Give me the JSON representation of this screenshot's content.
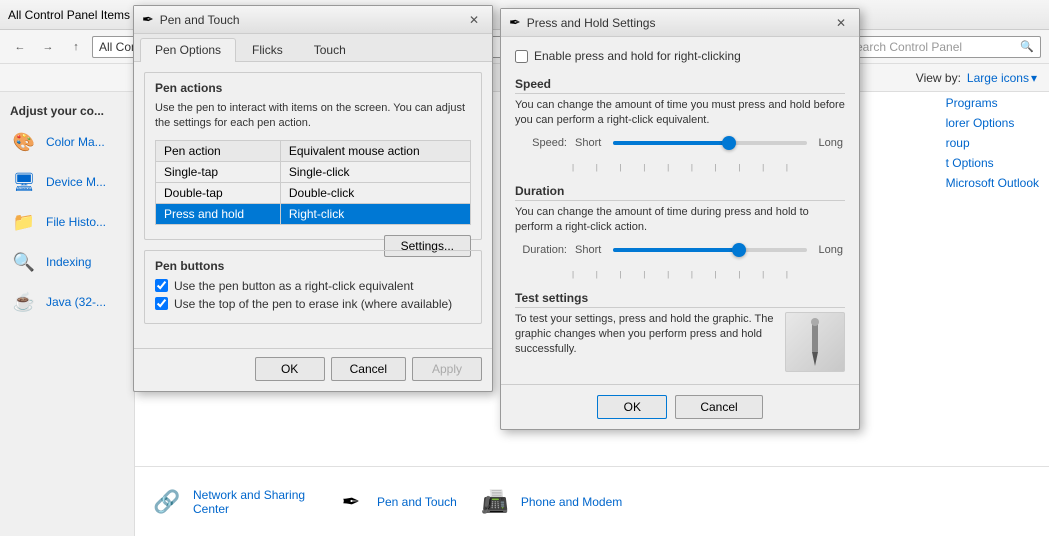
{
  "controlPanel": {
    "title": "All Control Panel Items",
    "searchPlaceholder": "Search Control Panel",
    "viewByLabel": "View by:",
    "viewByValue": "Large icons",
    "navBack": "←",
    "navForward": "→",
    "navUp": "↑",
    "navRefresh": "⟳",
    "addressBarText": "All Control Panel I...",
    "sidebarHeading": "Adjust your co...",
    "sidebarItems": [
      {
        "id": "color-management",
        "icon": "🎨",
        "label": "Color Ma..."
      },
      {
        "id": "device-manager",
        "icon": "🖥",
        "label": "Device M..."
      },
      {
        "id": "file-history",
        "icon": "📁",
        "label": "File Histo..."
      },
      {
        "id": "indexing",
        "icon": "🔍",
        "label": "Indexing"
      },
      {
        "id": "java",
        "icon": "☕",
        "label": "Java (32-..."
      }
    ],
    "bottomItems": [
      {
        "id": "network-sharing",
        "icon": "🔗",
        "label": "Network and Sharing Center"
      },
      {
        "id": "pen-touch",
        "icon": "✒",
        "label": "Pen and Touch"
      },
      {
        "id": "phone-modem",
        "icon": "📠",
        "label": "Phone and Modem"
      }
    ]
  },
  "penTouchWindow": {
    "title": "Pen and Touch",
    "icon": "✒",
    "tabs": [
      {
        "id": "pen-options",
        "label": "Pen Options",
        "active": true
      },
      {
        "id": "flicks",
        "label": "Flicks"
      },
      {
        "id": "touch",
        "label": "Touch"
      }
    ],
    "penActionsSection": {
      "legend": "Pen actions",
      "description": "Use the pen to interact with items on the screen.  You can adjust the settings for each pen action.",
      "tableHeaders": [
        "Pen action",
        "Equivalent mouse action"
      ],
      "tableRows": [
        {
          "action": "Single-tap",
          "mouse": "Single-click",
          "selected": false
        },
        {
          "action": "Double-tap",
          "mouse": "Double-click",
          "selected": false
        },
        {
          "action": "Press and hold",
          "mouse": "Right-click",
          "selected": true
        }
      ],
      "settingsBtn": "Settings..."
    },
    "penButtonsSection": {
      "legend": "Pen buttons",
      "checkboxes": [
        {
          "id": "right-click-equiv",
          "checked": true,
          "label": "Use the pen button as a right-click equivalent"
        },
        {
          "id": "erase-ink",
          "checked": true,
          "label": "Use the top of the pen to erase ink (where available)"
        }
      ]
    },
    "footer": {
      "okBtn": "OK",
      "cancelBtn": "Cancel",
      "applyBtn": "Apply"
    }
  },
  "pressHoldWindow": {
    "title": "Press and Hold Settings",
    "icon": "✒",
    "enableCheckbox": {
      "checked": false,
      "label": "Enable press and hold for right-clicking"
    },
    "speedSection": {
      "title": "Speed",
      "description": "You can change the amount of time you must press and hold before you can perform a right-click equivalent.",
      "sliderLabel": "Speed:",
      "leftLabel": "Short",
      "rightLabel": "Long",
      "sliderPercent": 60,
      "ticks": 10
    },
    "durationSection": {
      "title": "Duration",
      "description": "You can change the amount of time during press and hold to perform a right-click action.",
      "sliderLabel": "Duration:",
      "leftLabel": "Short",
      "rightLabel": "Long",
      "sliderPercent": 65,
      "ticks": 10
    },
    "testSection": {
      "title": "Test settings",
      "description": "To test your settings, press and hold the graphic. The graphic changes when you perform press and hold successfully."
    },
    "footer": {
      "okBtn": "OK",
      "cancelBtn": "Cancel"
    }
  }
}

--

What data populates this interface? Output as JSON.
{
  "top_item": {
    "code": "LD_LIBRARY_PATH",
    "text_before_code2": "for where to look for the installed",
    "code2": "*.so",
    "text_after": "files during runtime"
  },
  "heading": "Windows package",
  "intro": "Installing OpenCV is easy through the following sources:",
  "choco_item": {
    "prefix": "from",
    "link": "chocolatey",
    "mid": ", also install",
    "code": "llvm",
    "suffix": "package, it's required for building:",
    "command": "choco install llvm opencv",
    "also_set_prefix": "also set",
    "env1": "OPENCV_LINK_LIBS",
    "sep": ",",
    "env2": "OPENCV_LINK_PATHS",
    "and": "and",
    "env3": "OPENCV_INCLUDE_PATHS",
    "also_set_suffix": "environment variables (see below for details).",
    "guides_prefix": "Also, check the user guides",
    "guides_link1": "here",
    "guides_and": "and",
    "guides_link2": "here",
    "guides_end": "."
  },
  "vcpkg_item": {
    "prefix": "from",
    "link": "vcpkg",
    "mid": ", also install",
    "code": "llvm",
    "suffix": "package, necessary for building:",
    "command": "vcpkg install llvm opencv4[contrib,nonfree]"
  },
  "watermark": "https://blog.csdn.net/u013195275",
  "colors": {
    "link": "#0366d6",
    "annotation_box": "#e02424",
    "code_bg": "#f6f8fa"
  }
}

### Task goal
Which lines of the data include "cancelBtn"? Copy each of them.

### Problem solution
      "cancelBtn": "Cancel",
      "cancelBtn": "Cancel"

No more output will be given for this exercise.